“Medical research shows that early detection and prevention is the most effective ways to maintain great skin health,” Cory Bellamy, a representative from Nurugo manufacturer Union Community, told Digital Trends, “but because sun damage takes a long time to develop before it becomes visible very few of us realize that we may have a problem.”
Union Community’s Nurugo SmartUV turns standard smartphones into a UV camera. The images can be unsettling but they uncover vulnerabilities and skin damage that otherwise couldn’t be seen with the naked eye.
“If you look at your skin in UV light, you can see past the outer layer and the skin irregularities that are hidden are suddenly revealed,” Bellamy said. “Even if your skin looks perfect in normal light, UV light is able to reveal a surprising picture of what is actually happening.”
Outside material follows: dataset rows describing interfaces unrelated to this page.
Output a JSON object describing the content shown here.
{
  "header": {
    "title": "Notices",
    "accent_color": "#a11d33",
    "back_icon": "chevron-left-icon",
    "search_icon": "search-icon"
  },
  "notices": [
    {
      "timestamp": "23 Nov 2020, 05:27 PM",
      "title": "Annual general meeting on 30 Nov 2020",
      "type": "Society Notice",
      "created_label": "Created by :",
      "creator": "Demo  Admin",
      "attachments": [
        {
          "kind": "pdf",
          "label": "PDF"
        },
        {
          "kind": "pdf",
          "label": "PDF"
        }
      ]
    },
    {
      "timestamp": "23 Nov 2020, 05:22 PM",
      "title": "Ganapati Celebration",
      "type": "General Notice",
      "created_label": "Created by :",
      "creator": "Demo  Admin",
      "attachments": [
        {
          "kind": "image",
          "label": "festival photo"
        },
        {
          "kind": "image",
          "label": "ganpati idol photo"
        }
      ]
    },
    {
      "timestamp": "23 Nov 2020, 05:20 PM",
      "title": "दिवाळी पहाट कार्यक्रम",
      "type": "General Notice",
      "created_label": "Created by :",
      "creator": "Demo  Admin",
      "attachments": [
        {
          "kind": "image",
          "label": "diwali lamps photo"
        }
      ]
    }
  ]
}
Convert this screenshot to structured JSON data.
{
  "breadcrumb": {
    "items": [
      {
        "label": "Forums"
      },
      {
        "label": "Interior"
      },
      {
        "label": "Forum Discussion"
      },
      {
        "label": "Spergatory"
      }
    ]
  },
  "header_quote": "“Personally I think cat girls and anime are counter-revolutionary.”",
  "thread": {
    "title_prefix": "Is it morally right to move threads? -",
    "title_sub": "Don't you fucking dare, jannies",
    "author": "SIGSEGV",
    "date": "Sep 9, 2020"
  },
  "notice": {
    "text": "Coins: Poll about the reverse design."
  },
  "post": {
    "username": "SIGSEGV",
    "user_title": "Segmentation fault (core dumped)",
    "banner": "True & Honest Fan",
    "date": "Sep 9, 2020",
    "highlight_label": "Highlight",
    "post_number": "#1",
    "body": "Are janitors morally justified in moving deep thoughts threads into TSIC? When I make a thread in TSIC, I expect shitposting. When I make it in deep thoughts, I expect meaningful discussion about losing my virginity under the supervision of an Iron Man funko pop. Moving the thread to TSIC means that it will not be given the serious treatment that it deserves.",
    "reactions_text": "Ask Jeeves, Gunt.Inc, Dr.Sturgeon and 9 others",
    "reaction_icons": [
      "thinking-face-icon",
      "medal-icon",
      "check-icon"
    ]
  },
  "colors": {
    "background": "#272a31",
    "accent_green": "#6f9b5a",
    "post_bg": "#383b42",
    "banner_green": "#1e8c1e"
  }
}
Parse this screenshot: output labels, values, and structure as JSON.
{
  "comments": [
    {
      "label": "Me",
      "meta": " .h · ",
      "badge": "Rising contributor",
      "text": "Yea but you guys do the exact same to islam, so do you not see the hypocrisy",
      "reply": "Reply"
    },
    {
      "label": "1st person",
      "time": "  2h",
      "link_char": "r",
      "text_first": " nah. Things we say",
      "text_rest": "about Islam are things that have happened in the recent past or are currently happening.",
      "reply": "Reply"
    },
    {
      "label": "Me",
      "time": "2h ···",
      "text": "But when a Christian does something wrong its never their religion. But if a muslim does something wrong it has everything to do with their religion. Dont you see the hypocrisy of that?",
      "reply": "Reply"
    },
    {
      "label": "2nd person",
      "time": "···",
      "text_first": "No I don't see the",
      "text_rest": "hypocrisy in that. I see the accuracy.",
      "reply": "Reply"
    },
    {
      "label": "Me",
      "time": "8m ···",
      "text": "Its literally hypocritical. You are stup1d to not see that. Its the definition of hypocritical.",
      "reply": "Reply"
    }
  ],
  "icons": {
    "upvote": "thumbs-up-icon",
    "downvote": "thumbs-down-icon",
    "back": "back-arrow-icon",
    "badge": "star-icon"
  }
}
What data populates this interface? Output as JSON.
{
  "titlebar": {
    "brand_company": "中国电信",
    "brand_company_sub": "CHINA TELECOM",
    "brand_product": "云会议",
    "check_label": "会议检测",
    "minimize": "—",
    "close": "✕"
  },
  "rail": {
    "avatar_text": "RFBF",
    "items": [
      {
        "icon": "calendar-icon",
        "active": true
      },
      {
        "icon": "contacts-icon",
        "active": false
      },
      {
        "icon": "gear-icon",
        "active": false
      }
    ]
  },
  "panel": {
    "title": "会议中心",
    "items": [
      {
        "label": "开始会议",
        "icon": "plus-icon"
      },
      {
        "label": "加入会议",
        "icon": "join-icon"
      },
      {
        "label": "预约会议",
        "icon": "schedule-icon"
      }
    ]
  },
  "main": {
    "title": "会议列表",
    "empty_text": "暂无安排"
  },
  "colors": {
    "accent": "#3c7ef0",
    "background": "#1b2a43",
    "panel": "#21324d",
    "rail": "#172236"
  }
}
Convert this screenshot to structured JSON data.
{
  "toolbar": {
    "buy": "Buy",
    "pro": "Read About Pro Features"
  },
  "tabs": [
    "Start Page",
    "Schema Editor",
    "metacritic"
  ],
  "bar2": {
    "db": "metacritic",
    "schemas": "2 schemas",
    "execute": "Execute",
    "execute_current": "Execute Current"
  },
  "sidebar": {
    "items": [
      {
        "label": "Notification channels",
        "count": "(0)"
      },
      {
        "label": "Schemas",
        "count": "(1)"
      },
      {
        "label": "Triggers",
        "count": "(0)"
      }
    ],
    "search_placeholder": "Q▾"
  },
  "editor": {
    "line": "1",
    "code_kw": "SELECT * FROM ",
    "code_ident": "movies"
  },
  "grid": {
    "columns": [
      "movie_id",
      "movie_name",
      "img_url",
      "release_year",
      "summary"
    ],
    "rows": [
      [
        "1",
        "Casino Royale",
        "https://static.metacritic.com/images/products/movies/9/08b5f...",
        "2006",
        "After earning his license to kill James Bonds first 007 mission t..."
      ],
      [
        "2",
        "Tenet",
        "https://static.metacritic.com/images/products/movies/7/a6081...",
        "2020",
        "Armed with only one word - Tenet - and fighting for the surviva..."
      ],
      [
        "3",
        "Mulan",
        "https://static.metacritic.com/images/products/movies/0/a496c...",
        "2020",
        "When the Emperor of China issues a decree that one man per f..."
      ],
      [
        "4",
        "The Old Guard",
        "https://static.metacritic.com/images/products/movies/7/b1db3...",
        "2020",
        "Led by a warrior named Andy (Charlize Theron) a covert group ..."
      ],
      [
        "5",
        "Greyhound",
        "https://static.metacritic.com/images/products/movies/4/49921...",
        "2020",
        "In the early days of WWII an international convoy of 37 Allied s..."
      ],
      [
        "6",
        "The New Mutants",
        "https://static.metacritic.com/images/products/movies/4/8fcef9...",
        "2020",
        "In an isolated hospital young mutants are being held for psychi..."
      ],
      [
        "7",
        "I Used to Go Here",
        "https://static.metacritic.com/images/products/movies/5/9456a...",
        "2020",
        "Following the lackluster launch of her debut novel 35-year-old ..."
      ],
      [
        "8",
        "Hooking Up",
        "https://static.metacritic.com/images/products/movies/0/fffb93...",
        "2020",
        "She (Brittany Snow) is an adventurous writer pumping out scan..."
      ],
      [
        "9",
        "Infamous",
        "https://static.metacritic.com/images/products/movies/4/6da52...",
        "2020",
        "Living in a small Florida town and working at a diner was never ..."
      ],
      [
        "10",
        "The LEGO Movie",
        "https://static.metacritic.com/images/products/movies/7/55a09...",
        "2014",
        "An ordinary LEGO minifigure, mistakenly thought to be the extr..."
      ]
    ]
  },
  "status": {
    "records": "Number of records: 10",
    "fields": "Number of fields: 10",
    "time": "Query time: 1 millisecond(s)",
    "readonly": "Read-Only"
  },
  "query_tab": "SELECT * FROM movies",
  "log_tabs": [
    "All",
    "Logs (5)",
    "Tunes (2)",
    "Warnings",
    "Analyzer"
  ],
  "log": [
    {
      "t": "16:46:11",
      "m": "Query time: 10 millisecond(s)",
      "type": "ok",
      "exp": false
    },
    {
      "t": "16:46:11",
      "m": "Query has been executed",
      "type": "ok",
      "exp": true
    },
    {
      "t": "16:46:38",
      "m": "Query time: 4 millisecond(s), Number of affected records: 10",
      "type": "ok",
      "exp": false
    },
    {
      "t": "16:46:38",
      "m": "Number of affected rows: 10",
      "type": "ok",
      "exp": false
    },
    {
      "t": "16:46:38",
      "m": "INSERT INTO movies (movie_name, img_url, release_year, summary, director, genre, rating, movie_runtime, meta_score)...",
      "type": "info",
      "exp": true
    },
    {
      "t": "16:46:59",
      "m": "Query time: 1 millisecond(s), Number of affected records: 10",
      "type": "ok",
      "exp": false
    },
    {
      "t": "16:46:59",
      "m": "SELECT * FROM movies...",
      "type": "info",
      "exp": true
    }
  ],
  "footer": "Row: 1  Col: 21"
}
Union Community has a history of creating cameras to see the invisible. Last year, the company held a successful Kickstarter campaign for its Nurugo Micro, a smartphone attachment that could magnify images 400 times. Although the Micro may have been a niche product, Bellamy sees the Smart UV as fulfilling a more universal need.
“The SmartUV is intended for everyone that is concerned about the impact of sun damage on their skin,” he said. “Skin health professionals like dermatologists and clinicians will be able to use the SmartUV when diagnosing patients and teaching them about their skin health, parents can use it to teach their family about skin health and everyone can use it to monitor their skin for irregularities and the efficiency of your sunblock and how well it was applied.”
SmartUV devices will retail for $195 but are available for $125 through Kickstarter. With just about six weeks to go, the campaign has earned nearly $56,250 of it’s $80,000 goal.